*** DATA EXTRACTS ***

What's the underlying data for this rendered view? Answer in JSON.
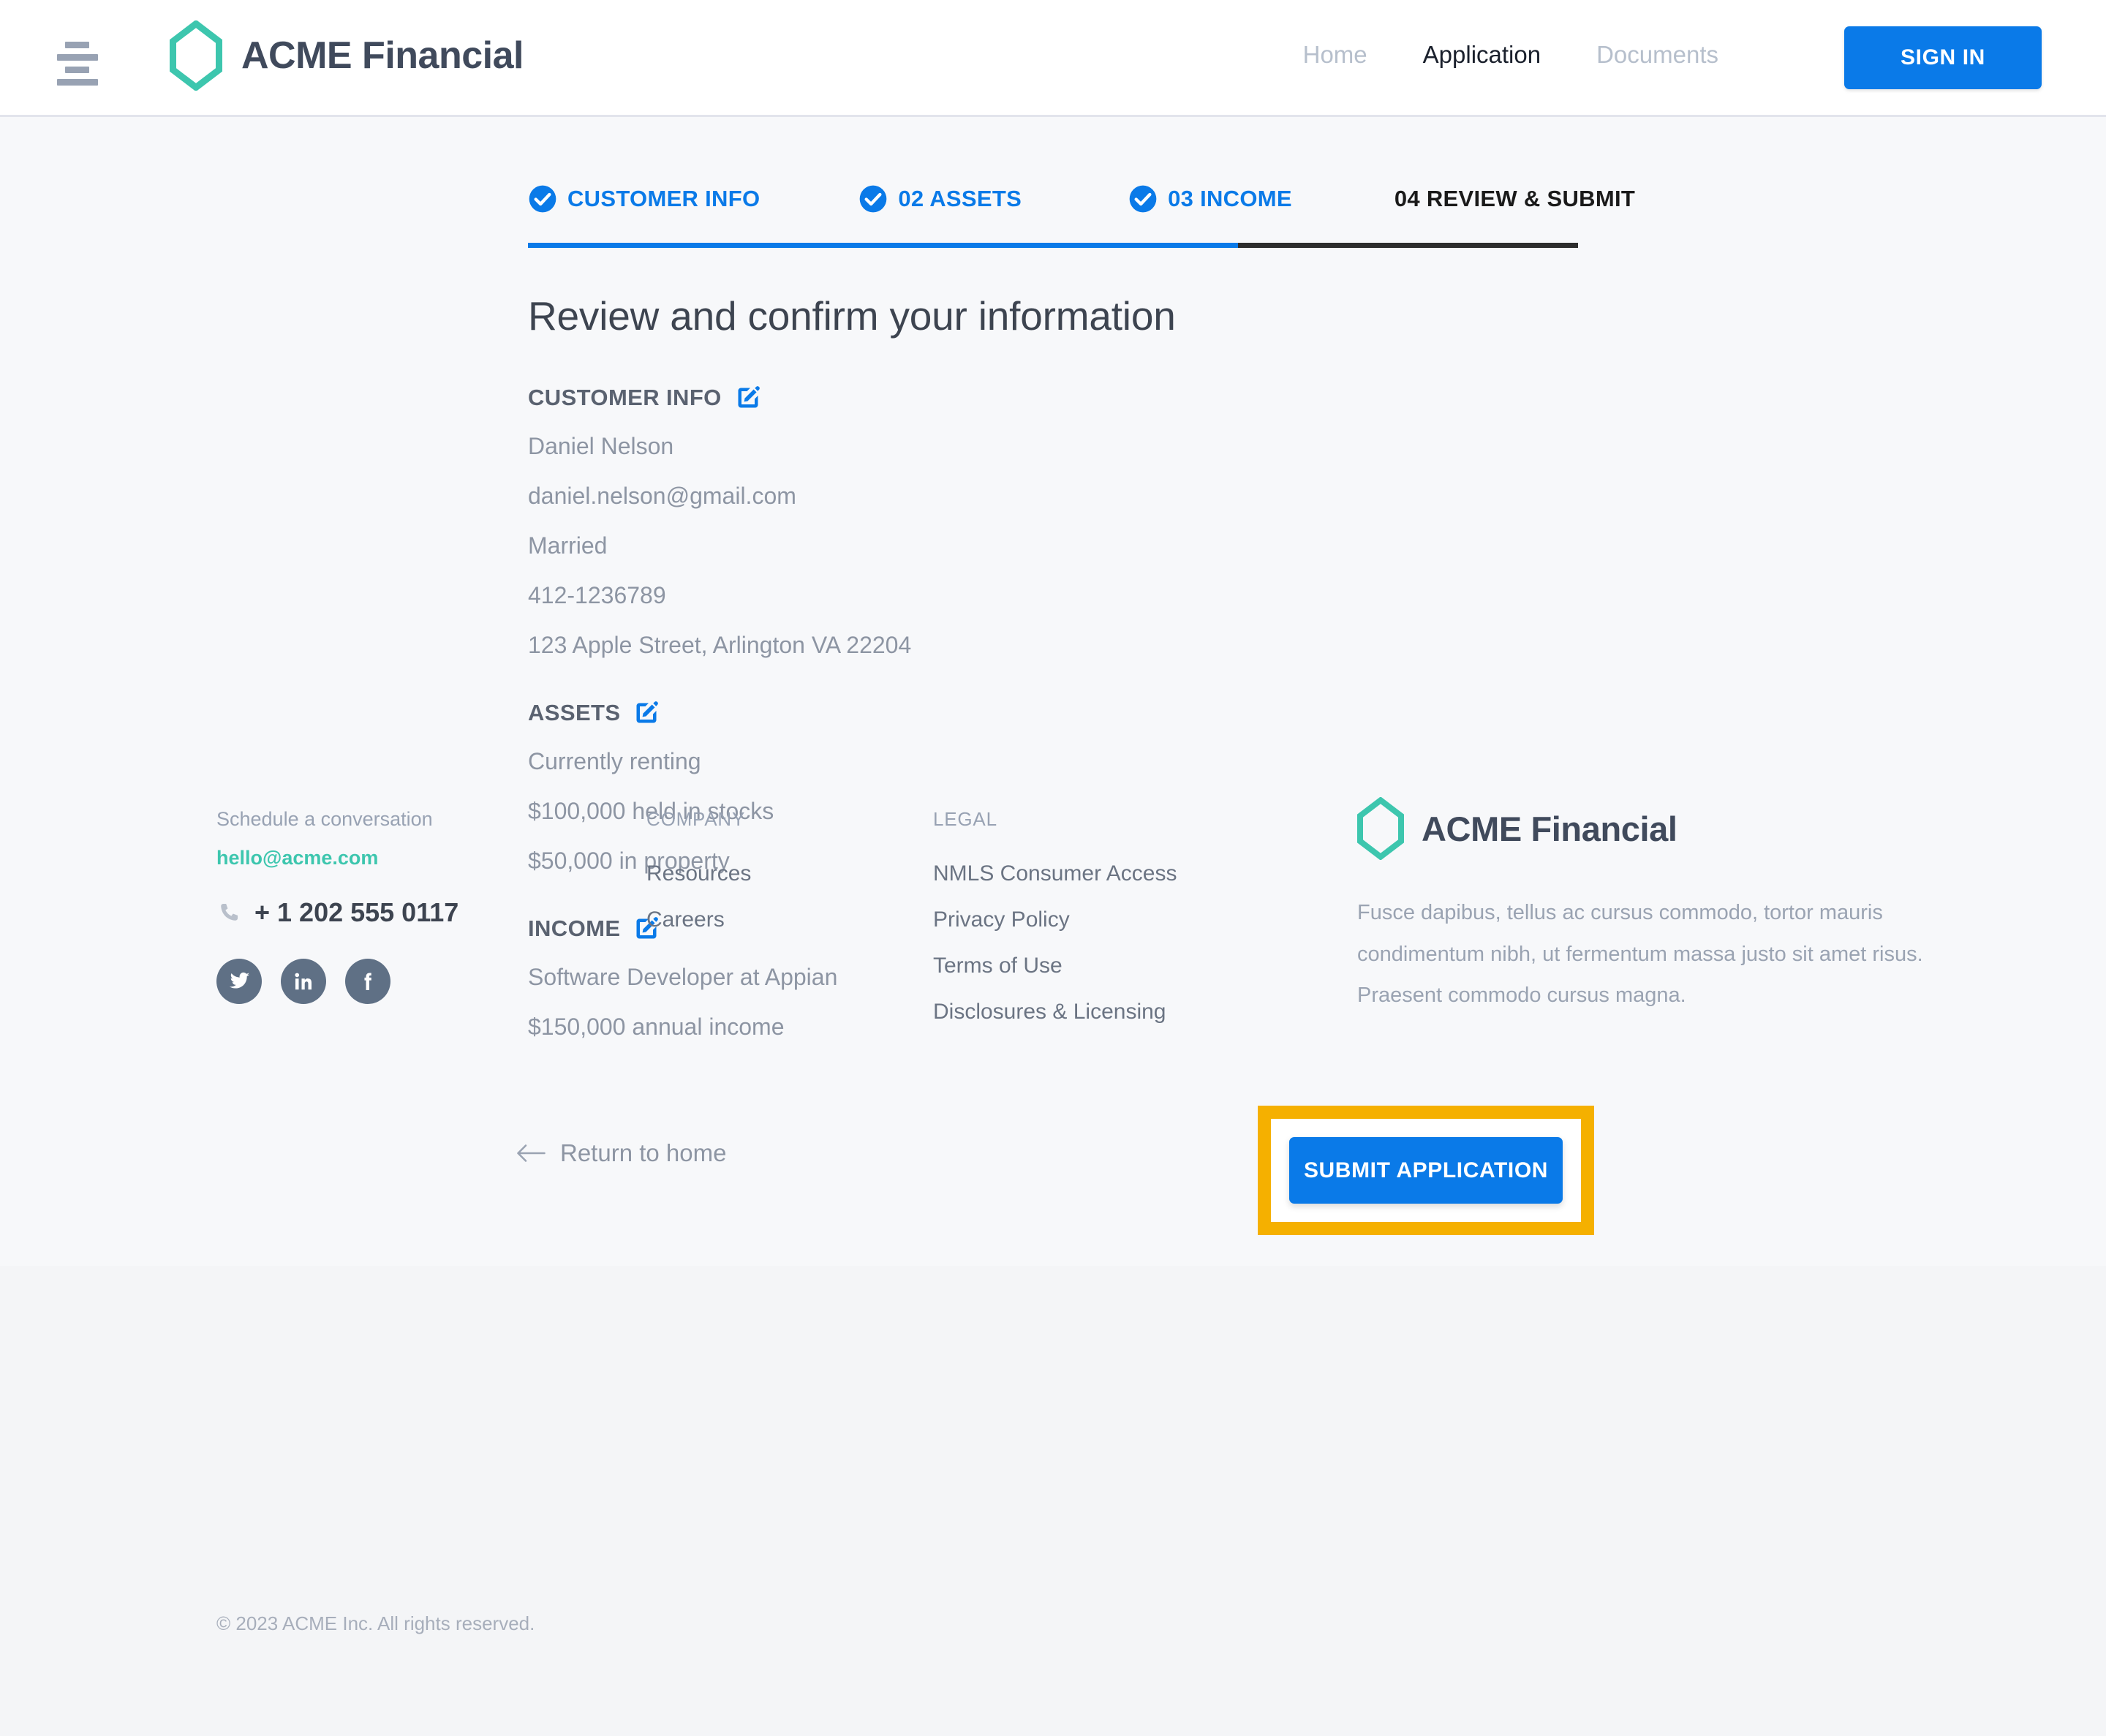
{
  "header": {
    "menu_icon": "hamburger-menu-icon",
    "logo_icon": "hexagon-logo-icon",
    "brand_name": "ACME Financial",
    "nav": [
      {
        "label": "Home",
        "state": "muted"
      },
      {
        "label": "Application",
        "state": "active"
      },
      {
        "label": "Documents",
        "state": "muted"
      }
    ],
    "sign_in_label": "SIGN IN"
  },
  "stepper": {
    "steps": [
      {
        "label": "CUSTOMER INFO",
        "completed": true,
        "icon": "check-circle-icon"
      },
      {
        "label": "02 ASSETS",
        "completed": true,
        "icon": "check-circle-icon"
      },
      {
        "label": "03 INCOME",
        "completed": true,
        "icon": "check-circle-icon"
      },
      {
        "label": "04 REVIEW & SUBMIT",
        "completed": false,
        "icon": ""
      }
    ]
  },
  "main": {
    "title": "Review and confirm your information",
    "sections": [
      {
        "title": "CUSTOMER INFO",
        "edit_icon": "edit-pencil-square-icon",
        "fields": [
          "Daniel Nelson",
          "daniel.nelson@gmail.com",
          "Married",
          "412-1236789",
          "123 Apple Street, Arlington VA 22204"
        ]
      },
      {
        "title": "ASSETS",
        "edit_icon": "edit-pencil-square-icon",
        "fields": [
          "Currently renting",
          "$100,000 held in stocks",
          "$50,000 in property"
        ]
      },
      {
        "title": "INCOME",
        "edit_icon": "edit-pencil-square-icon",
        "fields": [
          "Software Developer at Appian",
          "$150,000 annual income"
        ]
      }
    ]
  },
  "actions": {
    "return_label": "Return to home",
    "return_icon": "arrow-left-icon",
    "submit_label": "SUBMIT APPLICATION",
    "highlight_color": "#f5b000"
  },
  "footer": {
    "contact": {
      "schedule_label": "Schedule a conversation",
      "email": "hello@acme.com",
      "phone_icon": "phone-icon",
      "phone": "+ 1 202 555 0117",
      "socials": [
        {
          "name": "twitter-icon"
        },
        {
          "name": "linkedin-icon"
        },
        {
          "name": "facebook-icon"
        }
      ]
    },
    "columns": [
      {
        "title": "COMPANY",
        "links": [
          "Resources",
          "Careers"
        ]
      },
      {
        "title": "LEGAL",
        "links": [
          "NMLS Consumer Access",
          "Privacy Policy",
          "Terms of Use",
          "Disclosures & Licensing"
        ]
      }
    ],
    "brand": {
      "logo_icon": "hexagon-logo-icon",
      "name": "ACME Financial",
      "blurb": "Fusce dapibus, tellus ac cursus commodo, tortor mauris condimentum nibh, ut fermentum massa justo sit amet risus. Praesent commodo cursus magna."
    },
    "copyright": "© 2023 ACME Inc. All rights reserved."
  },
  "colors": {
    "accent_blue": "#0a7ae8",
    "brand_teal": "#3dc6ae",
    "highlight_amber": "#f5b000",
    "page_bg": "#f7f8fa",
    "footer_bg": "#f4f5f7"
  }
}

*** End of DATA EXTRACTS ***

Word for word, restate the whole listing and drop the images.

What's the underlying data for this rendered view? Answer in JSON.
{
  "header": {
    "menu_icon": "hamburger-menu-icon",
    "logo_icon": "hexagon-logo-icon",
    "brand_name": "ACME Financial",
    "nav": [
      {
        "label": "Home",
        "state": "muted"
      },
      {
        "label": "Application",
        "state": "active"
      },
      {
        "label": "Documents",
        "state": "muted"
      }
    ],
    "sign_in_label": "SIGN IN"
  },
  "stepper": {
    "steps": [
      {
        "label": "CUSTOMER INFO",
        "completed": true,
        "icon": "check-circle-icon"
      },
      {
        "label": "02 ASSETS",
        "completed": true,
        "icon": "check-circle-icon"
      },
      {
        "label": "03 INCOME",
        "completed": true,
        "icon": "check-circle-icon"
      },
      {
        "label": "04 REVIEW & SUBMIT",
        "completed": false,
        "icon": ""
      }
    ]
  },
  "main": {
    "title": "Review and confirm your information",
    "sections": [
      {
        "title": "CUSTOMER INFO",
        "edit_icon": "edit-pencil-square-icon",
        "fields": [
          "Daniel Nelson",
          "daniel.nelson@gmail.com",
          "Married",
          "412-1236789",
          "123 Apple Street, Arlington VA 22204"
        ]
      },
      {
        "title": "ASSETS",
        "edit_icon": "edit-pencil-square-icon",
        "fields": [
          "Currently renting",
          "$100,000 held in stocks",
          "$50,000 in property"
        ]
      },
      {
        "title": "INCOME",
        "edit_icon": "edit-pencil-square-icon",
        "fields": [
          "Software Developer at Appian",
          "$150,000 annual income"
        ]
      }
    ]
  },
  "actions": {
    "return_label": "Return to home",
    "return_icon": "arrow-left-icon",
    "submit_label": "SUBMIT APPLICATION",
    "highlight_color": "#f5b000"
  },
  "footer": {
    "contact": {
      "schedule_label": "Schedule a conversation",
      "email": "hello@acme.com",
      "phone_icon": "phone-icon",
      "phone": "+ 1 202 555 0117",
      "socials": [
        {
          "name": "twitter-icon"
        },
        {
          "name": "linkedin-icon"
        },
        {
          "name": "facebook-icon"
        }
      ]
    },
    "columns": [
      {
        "title": "COMPANY",
        "links": [
          "Resources",
          "Careers"
        ]
      },
      {
        "title": "LEGAL",
        "links": [
          "NMLS Consumer Access",
          "Privacy Policy",
          "Terms of Use",
          "Disclosures & Licensing"
        ]
      }
    ],
    "brand": {
      "logo_icon": "hexagon-logo-icon",
      "name": "ACME Financial",
      "blurb": "Fusce dapibus, tellus ac cursus commodo, tortor mauris condimentum nibh, ut fermentum massa justo sit amet risus. Praesent commodo cursus magna."
    },
    "copyright": "© 2023 ACME Inc. All rights reserved."
  },
  "colors": {
    "accent_blue": "#0a7ae8",
    "brand_teal": "#3dc6ae",
    "highlight_amber": "#f5b000",
    "page_bg": "#f7f8fa",
    "footer_bg": "#f4f5f7"
  }
}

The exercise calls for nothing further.